In 2005, as we documented in a Trial Lawyers, Inc. Update, U.S. District Court Judge Janis Graham Jack proved a striking exception to this historical trend. Judge Jack uncovered massive fraud in the asbestos litigation industry: thousands seeking recovery for alleged injuries purported to be caused by silica exposure, 60 percent of whom had already recovered from lung injuries supposedly caused by asbestos.
As well as documenting asbestos-silica “double-dipping,” Judge Jack highlighted how asbestos and silica lawyers were shuffling plaintiffs through bogus medical exams geared toward finding injuries. Recent cases have echoed her findings: in one case last year in West Virginia, defendants said they had discovered claims filed by fictitious plaintiffs and diagnoses conducted by fictitious doctors. Others paint a portrait of even broader corruption: a Miami asbestos lawyer stole millions from his own clients, and a Pennsylvania judge was convicted of soliciting bribes from attorneys with asbestos dockets before him.
How can we fix asbestos litigation? The solution must rely on all three branches of government.
State-level tort reforms and Judge Jack’s documentation of fraud have made trouble for Trial Lawyers, Inc.’s traditional asbestos litigation business model. With judges—and prosecutors—watching more closely, the number of new filings in which plaintiffs have not developed malignancies has plummeted over 96 percent. Large asbestos law firms have had to trim hundreds from their payrolls.
Still, it would be foolish to assume that Trial Lawyers, Inc. will give up its long-running revenue stream without a fight. Lawyers have been shifting cases into new states without tort reform laws. Hundreds of thousands of claims remain outstanding. Many billions of dollars in asbestos bankruptcy trusts are still to be paid out to future claimants. Lawyers have begun developing a new double-dipping strategy in which they try to recover money from both the trusts and in court, in different jurisdictions, without any disclosure or offset. And Trial Lawyers Inc. begun setting up mass asbestos screenings to generate more plaintiffs.
How can we fix asbestos litigation? The solution must rely on all three branches of government. The striking evolution of the trial lawyers’ business model after Judge Jack’s decision shows the importance of strong and continual judicial supervision of the asbestos docket. Judges should not only look to ensure that claims are legitimate but also scrutinize settlements to ensure that they are fair. Prosecutions are needed as well to punish and deter wrongful conduct.

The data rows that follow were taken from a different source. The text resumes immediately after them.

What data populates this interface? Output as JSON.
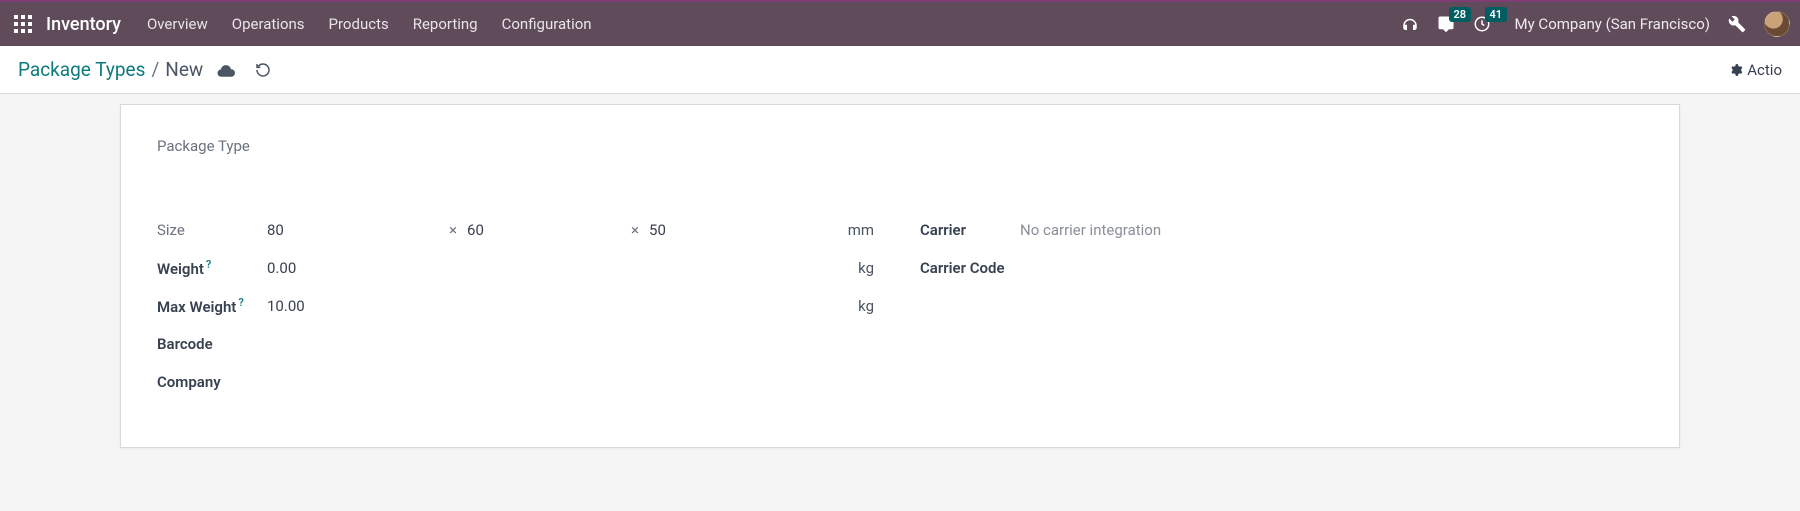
{
  "topbar": {
    "app_title": "Inventory",
    "menu": [
      "Overview",
      "Operations",
      "Products",
      "Reporting",
      "Configuration"
    ],
    "messages_badge": "28",
    "activities_badge": "41",
    "company": "My Company (San Francisco)"
  },
  "breadcrumb": {
    "parent": "Package Types",
    "sep": "/",
    "current": "New",
    "actions_label": "Actio"
  },
  "form": {
    "title_label": "Package Type",
    "left": {
      "size_label": "Size",
      "size_l": "80",
      "size_w": "60",
      "size_h": "50",
      "size_times": "×",
      "size_unit": "mm",
      "weight_label": "Weight",
      "weight_val": "0.00",
      "weight_unit": "kg",
      "maxw_label": "Max Weight",
      "maxw_val": "10.00",
      "maxw_unit": "kg",
      "barcode_label": "Barcode",
      "company_label": "Company",
      "help_q": "?"
    },
    "right": {
      "carrier_label": "Carrier",
      "carrier_val": "No carrier integration",
      "ccode_label": "Carrier Code"
    }
  }
}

Legislatively, efforts to develop a comprehensive federal solution—after years of trying—have proved to be fruitless. Several states have, however, made progress, and a piecemeal state-by-state approach to the problem may be the only feasible way to ameliorate the asbestos litigation climate in the near future. Reforms might include: insisting on real medical standards of evidence; barring lawyers from shopping their cases to lowest-common-denominator jurisdictions; revising joint-andseveral liability laws to protect tertiary defendants from shouldering costs caused principally by others; and adopting transparency rules to ensure that asbestos claimants are not double-dipping into the bankruptcy trusts and multiple jurisdictions.

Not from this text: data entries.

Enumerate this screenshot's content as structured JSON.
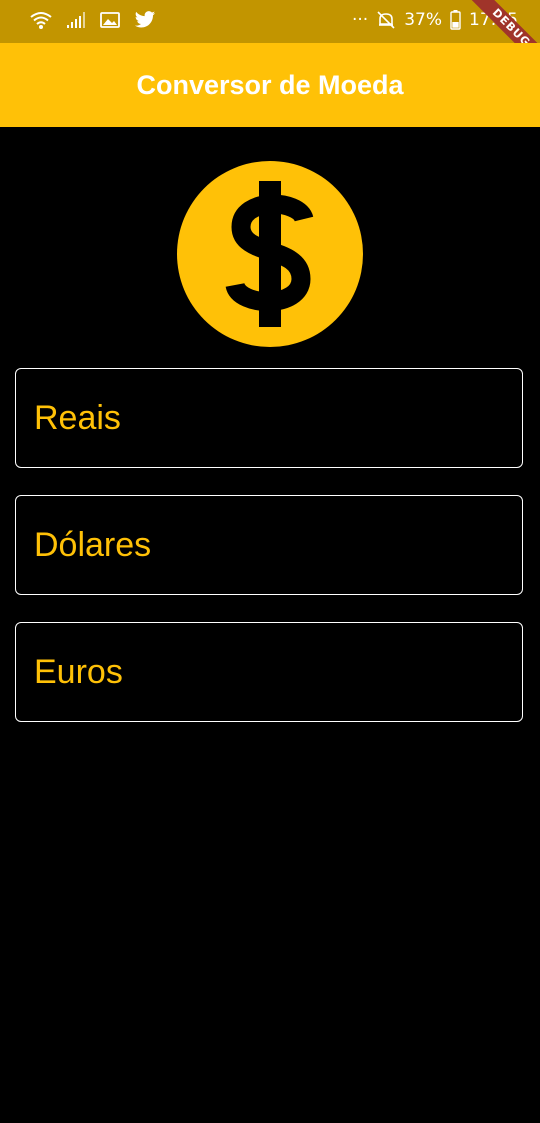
{
  "status_bar": {
    "battery": "37%",
    "time": "17:35",
    "more_indicator": "···",
    "icons": [
      "wifi-icon",
      "signal-icon",
      "image-icon",
      "twitter-icon",
      "mute-icon",
      "battery-icon"
    ]
  },
  "debug_banner": "DEBUG",
  "app_bar": {
    "title": "Conversor de Moeda"
  },
  "logo": {
    "icon": "dollar-coin-icon"
  },
  "fields": {
    "reais": {
      "label": "Reais",
      "value": ""
    },
    "dolares": {
      "label": "Dólares",
      "value": ""
    },
    "euros": {
      "label": "Euros",
      "value": ""
    }
  },
  "colors": {
    "accent": "#FFC107",
    "status_bar": "#C29500",
    "background": "#000000",
    "border": "#FFFFFF"
  }
}
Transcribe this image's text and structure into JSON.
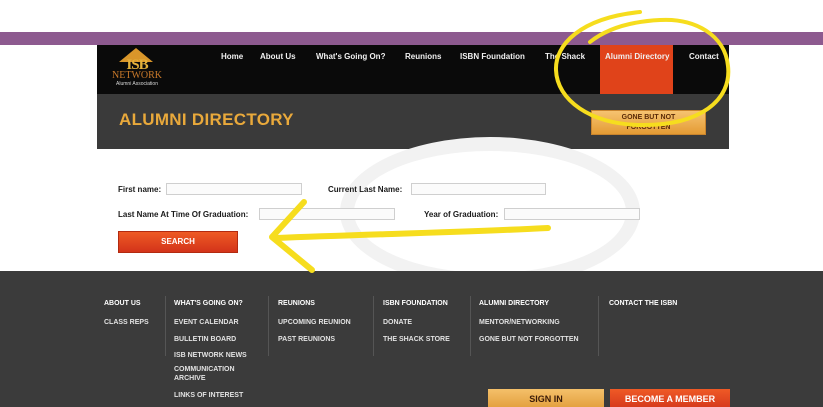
{
  "logo": {
    "mark": "ISB",
    "word": "NETWORK",
    "sub": "Alumni Association"
  },
  "nav": {
    "items": [
      "Home",
      "About Us",
      "What's Going On?",
      "Reunions",
      "ISBN Foundation",
      "The Shack",
      "Alumni Directory",
      "Contact"
    ],
    "active": "Alumni Directory"
  },
  "hero": {
    "title": "ALUMNI DIRECTORY",
    "gbnf_line1": "GONE BUT NOT",
    "gbnf_line2": "FORGOTTEN"
  },
  "form": {
    "first_name_label": "First name:",
    "current_last_label": "Current Last Name:",
    "grad_last_label": "Last Name At Time Of Graduation:",
    "year_label": "Year of Graduation:",
    "search_label": "SEARCH"
  },
  "footer": {
    "about": {
      "title": "ABOUT US",
      "links": [
        "CLASS REPS"
      ]
    },
    "whats_on": {
      "title": "WHAT'S GOING ON?",
      "links": [
        "EVENT CALENDAR",
        "BULLETIN BOARD",
        "ISB NETWORK NEWS",
        "COMMUNICATION",
        "ARCHIVE",
        "LINKS OF INTEREST"
      ]
    },
    "reunions": {
      "title": "REUNIONS",
      "links": [
        "UPCOMING REUNION",
        "PAST REUNIONS"
      ]
    },
    "foundation": {
      "title": "ISBN FOUNDATION",
      "links": [
        "DONATE",
        "THE SHACK STORE"
      ]
    },
    "directory": {
      "title": "ALUMNI DIRECTORY",
      "links": [
        "MENTOR/NETWORKING",
        "GONE BUT NOT FORGOTTEN"
      ]
    },
    "contact": {
      "title": "CONTACT THE ISBN"
    },
    "sign_in": "SIGN IN",
    "become_member": "BECOME A MEMBER"
  },
  "colors": {
    "accent_orange": "#e0431a",
    "title_gold": "#e9a93b",
    "annotation_yellow": "#f6dd1e",
    "header_purple": "#8d5a8f"
  }
}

This latest edition of Trial Lawyers, Inc. is not intended to cover comprehensively the intricacies of asbestos litigation and the various policy remedies being pushed. We do hope that it will help readers understand the business model underlying the asbestos lawsuit machine—unfortunately, a paradigm for the litigation industry as a whole.